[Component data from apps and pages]
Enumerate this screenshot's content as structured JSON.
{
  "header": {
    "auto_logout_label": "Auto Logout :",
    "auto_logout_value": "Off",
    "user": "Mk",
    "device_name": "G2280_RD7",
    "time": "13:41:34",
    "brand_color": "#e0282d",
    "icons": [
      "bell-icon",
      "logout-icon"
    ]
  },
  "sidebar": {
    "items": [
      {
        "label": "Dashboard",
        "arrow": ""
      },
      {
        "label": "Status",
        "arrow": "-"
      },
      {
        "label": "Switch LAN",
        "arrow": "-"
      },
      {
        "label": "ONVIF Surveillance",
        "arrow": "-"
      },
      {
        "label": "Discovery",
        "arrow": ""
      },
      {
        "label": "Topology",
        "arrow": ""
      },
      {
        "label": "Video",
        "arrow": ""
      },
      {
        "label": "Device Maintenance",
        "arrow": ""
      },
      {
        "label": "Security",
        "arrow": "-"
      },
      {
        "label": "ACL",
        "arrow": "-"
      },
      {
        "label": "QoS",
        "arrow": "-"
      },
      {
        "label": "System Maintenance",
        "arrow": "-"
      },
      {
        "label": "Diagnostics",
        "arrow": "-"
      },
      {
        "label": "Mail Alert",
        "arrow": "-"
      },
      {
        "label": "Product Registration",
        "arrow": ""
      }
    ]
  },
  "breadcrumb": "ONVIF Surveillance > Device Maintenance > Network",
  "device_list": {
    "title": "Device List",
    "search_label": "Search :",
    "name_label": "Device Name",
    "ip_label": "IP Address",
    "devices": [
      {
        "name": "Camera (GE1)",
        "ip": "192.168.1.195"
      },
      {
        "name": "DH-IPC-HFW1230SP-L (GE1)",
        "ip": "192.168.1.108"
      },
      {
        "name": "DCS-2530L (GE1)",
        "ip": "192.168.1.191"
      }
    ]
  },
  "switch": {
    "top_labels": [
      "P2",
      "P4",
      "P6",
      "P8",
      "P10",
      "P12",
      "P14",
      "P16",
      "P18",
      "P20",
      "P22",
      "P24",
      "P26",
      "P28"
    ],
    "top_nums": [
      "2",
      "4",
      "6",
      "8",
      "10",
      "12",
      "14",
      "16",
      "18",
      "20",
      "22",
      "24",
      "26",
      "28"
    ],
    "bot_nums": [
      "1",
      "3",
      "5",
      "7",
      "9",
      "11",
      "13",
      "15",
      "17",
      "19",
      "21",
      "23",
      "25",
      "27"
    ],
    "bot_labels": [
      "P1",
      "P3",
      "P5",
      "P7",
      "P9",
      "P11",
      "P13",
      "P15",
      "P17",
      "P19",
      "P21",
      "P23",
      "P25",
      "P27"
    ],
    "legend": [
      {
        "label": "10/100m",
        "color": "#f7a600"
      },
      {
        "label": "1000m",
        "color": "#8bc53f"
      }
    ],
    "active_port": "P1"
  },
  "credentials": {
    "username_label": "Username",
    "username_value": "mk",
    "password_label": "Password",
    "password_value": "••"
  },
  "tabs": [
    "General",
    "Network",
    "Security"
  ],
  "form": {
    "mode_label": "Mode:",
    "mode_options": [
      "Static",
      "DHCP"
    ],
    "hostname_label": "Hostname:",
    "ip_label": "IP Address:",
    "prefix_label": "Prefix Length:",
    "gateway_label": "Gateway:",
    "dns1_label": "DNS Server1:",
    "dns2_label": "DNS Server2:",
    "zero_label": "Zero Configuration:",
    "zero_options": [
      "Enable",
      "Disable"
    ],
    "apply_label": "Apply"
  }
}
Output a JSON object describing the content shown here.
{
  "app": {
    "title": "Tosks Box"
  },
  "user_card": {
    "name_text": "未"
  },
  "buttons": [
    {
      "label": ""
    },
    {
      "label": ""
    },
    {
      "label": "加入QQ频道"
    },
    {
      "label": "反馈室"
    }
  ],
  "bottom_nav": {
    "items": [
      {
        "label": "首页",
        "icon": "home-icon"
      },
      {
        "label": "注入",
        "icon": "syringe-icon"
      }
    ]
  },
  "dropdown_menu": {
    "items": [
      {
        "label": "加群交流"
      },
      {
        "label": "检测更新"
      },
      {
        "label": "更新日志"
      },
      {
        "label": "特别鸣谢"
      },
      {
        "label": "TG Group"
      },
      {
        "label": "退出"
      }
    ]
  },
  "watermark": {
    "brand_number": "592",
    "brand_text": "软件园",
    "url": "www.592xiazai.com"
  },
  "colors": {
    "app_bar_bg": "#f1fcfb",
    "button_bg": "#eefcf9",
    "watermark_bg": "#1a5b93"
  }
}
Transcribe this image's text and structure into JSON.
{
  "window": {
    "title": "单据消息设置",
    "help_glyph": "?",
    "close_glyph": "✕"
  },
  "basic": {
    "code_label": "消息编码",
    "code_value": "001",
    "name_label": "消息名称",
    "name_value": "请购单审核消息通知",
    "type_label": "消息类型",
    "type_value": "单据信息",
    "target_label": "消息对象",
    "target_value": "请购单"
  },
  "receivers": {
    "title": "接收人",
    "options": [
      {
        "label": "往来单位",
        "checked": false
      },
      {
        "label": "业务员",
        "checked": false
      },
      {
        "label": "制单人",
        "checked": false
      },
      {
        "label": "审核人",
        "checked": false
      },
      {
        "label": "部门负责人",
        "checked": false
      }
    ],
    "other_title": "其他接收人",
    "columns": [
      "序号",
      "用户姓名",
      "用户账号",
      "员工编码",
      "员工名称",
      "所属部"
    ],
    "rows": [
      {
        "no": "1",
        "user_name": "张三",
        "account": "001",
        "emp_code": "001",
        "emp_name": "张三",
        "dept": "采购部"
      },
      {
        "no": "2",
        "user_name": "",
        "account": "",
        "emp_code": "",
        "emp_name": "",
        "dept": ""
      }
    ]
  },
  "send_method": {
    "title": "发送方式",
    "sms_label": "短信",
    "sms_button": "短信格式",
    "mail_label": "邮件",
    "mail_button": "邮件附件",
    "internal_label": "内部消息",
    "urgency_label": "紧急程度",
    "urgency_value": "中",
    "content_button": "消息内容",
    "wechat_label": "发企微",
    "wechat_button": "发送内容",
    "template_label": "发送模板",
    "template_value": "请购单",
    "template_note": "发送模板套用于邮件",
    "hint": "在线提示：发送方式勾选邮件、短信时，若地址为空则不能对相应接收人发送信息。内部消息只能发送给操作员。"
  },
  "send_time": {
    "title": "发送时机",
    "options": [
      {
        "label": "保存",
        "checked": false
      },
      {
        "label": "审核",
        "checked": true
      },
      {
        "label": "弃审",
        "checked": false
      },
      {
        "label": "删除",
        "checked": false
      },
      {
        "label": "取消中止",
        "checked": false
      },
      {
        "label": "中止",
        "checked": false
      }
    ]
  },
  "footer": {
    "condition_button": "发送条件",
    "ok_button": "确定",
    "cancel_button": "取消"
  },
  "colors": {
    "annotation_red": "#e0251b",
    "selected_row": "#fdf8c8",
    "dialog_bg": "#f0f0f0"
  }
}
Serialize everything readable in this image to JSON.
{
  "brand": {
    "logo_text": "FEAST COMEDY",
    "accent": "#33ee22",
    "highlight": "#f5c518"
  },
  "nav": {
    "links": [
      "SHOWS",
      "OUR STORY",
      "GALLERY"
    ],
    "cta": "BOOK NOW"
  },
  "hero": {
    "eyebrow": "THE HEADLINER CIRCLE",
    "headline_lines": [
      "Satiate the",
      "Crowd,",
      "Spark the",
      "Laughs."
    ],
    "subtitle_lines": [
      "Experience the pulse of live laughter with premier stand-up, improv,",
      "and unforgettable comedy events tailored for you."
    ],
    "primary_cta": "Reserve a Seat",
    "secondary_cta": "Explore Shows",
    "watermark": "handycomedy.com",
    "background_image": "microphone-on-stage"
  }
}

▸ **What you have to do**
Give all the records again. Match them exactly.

▸ **Response below**
Enumerate this screenshot's content as structured JSON.
{
  "header": {
    "auto_logout_label": "Auto Logout :",
    "auto_logout_value": "Off",
    "user": "Mk",
    "device_name": "G2280_RD7",
    "time": "13:41:34",
    "brand_color": "#e0282d",
    "icons": [
      "bell-icon",
      "logout-icon"
    ]
  },
  "sidebar": {
    "items": [
      {
        "label": "Dashboard",
        "arrow": ""
      },
      {
        "label": "Status",
        "arrow": "-"
      },
      {
        "label": "Switch LAN",
        "arrow": "-"
      },
      {
        "label": "ONVIF Surveillance",
        "arrow": "-"
      },
      {
        "label": "Discovery",
        "arrow": ""
      },
      {
        "label": "Topology",
        "arrow": ""
      },
      {
        "label": "Video",
        "arrow": ""
      },
      {
        "label": "Device Maintenance",
        "arrow": ""
      },
      {
        "label": "Security",
        "arrow": "-"
      },
      {
        "label": "ACL",
        "arrow": "-"
      },
      {
        "label": "QoS",
        "arrow": "-"
      },
      {
        "label": "System Maintenance",
        "arrow": "-"
      },
      {
        "label": "Diagnostics",
        "arrow": "-"
      },
      {
        "label": "Mail Alert",
        "arrow": "-"
      },
      {
        "label": "Product Registration",
        "arrow": ""
      }
    ]
  },
  "breadcrumb": "ONVIF Surveillance > Device Maintenance > Network",
  "device_list": {
    "title": "Device List",
    "search_label": "Search :",
    "name_label": "Device Name",
    "ip_label": "IP Address",
    "devices": [
      {
        "name": "Camera (GE1)",
        "ip": "192.168.1.195"
      },
      {
        "name": "DH-IPC-HFW1230SP-L (GE1)",
        "ip": "192.168.1.108"
      },
      {
        "name": "DCS-2530L (GE1)",
        "ip": "192.168.1.191"
      }
    ]
  },
  "switch": {
    "top_labels": [
      "P2",
      "P4",
      "P6",
      "P8",
      "P10",
      "P12",
      "P14",
      "P16",
      "P18",
      "P20",
      "P22",
      "P24",
      "P26",
      "P28"
    ],
    "top_nums": [
      "2",
      "4",
      "6",
      "8",
      "10",
      "12",
      "14",
      "16",
      "18",
      "20",
      "22",
      "24",
      "26",
      "28"
    ],
    "bot_nums": [
      "1",
      "3",
      "5",
      "7",
      "9",
      "11",
      "13",
      "15",
      "17",
      "19",
      "21",
      "23",
      "25",
      "27"
    ],
    "bot_labels": [
      "P1",
      "P3",
      "P5",
      "P7",
      "P9",
      "P11",
      "P13",
      "P15",
      "P17",
      "P19",
      "P21",
      "P23",
      "P25",
      "P27"
    ],
    "legend": [
      {
        "label": "10/100m",
        "color": "#f7a600"
      },
      {
        "label": "1000m",
        "color": "#8bc53f"
      }
    ],
    "active_port": "P1"
  },
  "credentials": {
    "username_label": "Username",
    "username_value": "mk",
    "password_label": "Password",
    "password_value": "••"
  },
  "tabs": [
    "General",
    "Network",
    "Security"
  ],
  "form": {
    "mode_label": "Mode:",
    "mode_options": [
      "Static",
      "DHCP"
    ],
    "hostname_label": "Hostname:",
    "ip_label": "IP Address:",
    "prefix_label": "Prefix Length:",
    "gateway_label": "Gateway:",
    "dns1_label": "DNS Server1:",
    "dns2_label": "DNS Server2:",
    "zero_label": "Zero Configuration:",
    "zero_options": [
      "Enable",
      "Disable"
    ],
    "apply_label": "Apply"
  }
}
Output a JSON object describing the content shown here.
{
  "app": {
    "title": "Tosks Box"
  },
  "user_card": {
    "name_text": "未"
  },
  "buttons": [
    {
      "label": ""
    },
    {
      "label": ""
    },
    {
      "label": "加入QQ频道"
    },
    {
      "label": "反馈室"
    }
  ],
  "bottom_nav": {
    "items": [
      {
        "label": "首页",
        "icon": "home-icon"
      },
      {
        "label": "注入",
        "icon": "syringe-icon"
      }
    ]
  },
  "dropdown_menu": {
    "items": [
      {
        "label": "加群交流"
      },
      {
        "label": "检测更新"
      },
      {
        "label": "更新日志"
      },
      {
        "label": "特别鸣谢"
      },
      {
        "label": "TG Group"
      },
      {
        "label": "退出"
      }
    ]
  },
  "watermark": {
    "brand_number": "592",
    "brand_text": "软件园",
    "url": "www.592xiazai.com"
  },
  "colors": {
    "app_bar_bg": "#f1fcfb",
    "button_bg": "#eefcf9",
    "watermark_bg": "#1a5b93"
  }
}
Transcribe this image's text and structure into JSON.
{
  "window": {
    "title": "单据消息设置",
    "help_glyph": "?",
    "close_glyph": "✕"
  },
  "basic": {
    "code_label": "消息编码",
    "code_value": "001",
    "name_label": "消息名称",
    "name_value": "请购单审核消息通知",
    "type_label": "消息类型",
    "type_value": "单据信息",
    "target_label": "消息对象",
    "target_value": "请购单"
  },
  "receivers": {
    "title": "接收人",
    "options": [
      {
        "label": "往来单位",
        "checked": false
      },
      {
        "label": "业务员",
        "checked": false
      },
      {
        "label": "制单人",
        "checked": false
      },
      {
        "label": "审核人",
        "checked": false
      },
      {
        "label": "部门负责人",
        "checked": false
      }
    ],
    "other_title": "其他接收人",
    "columns": [
      "序号",
      "用户姓名",
      "用户账号",
      "员工编码",
      "员工名称",
      "所属部"
    ],
    "rows": [
      {
        "no": "1",
        "user_name": "张三",
        "account": "001",
        "emp_code": "001",
        "emp_name": "张三",
        "dept": "采购部"
      },
      {
        "no": "2",
        "user_name": "",
        "account": "",
        "emp_code": "",
        "emp_name": "",
        "dept": ""
      }
    ]
  },
  "send_method": {
    "title": "发送方式",
    "sms_label": "短信",
    "sms_button": "短信格式",
    "mail_label": "邮件",
    "mail_button": "邮件附件",
    "internal_label": "内部消息",
    "urgency_label": "紧急程度",
    "urgency_value": "中",
    "content_button": "消息内容",
    "wechat_label": "发企微",
    "wechat_button": "发送内容",
    "template_label": "发送模板",
    "template_value": "请购单",
    "template_note": "发送模板套用于邮件",
    "hint": "在线提示：发送方式勾选邮件、短信时，若地址为空则不能对相应接收人发送信息。内部消息只能发送给操作员。"
  },
  "send_time": {
    "title": "发送时机",
    "options": [
      {
        "label": "保存",
        "checked": false
      },
      {
        "label": "审核",
        "checked": true
      },
      {
        "label": "弃审",
        "checked": false
      },
      {
        "label": "删除",
        "checked": false
      },
      {
        "label": "取消中止",
        "checked": false
      },
      {
        "label": "中止",
        "checked": false
      }
    ]
  },
  "footer": {
    "condition_button": "发送条件",
    "ok_button": "确定",
    "cancel_button": "取消"
  },
  "colors": {
    "annotation_red": "#e0251b",
    "selected_row": "#fdf8c8",
    "dialog_bg": "#f0f0f0"
  }
}
Serialize everything readable in this image to JSON.
{
  "brand": {
    "logo_text": "FEAST COMEDY",
    "accent": "#33ee22",
    "highlight": "#f5c518"
  },
  "nav": {
    "links": [
      "SHOWS",
      "OUR STORY",
      "GALLERY"
    ],
    "cta": "BOOK NOW"
  },
  "hero": {
    "eyebrow": "THE HEADLINER CIRCLE",
    "headline_lines": [
      "Satiate the",
      "Crowd,",
      "Spark the",
      "Laughs."
    ],
    "subtitle_lines": [
      "Experience the pulse of live laughter with premier stand-up, improv,",
      "and unforgettable comedy events tailored for you."
    ],
    "primary_cta": "Reserve a Seat",
    "secondary_cta": "Explore Shows",
    "watermark": "handycomedy.com",
    "background_image": "microphone-on-stage"
  }
}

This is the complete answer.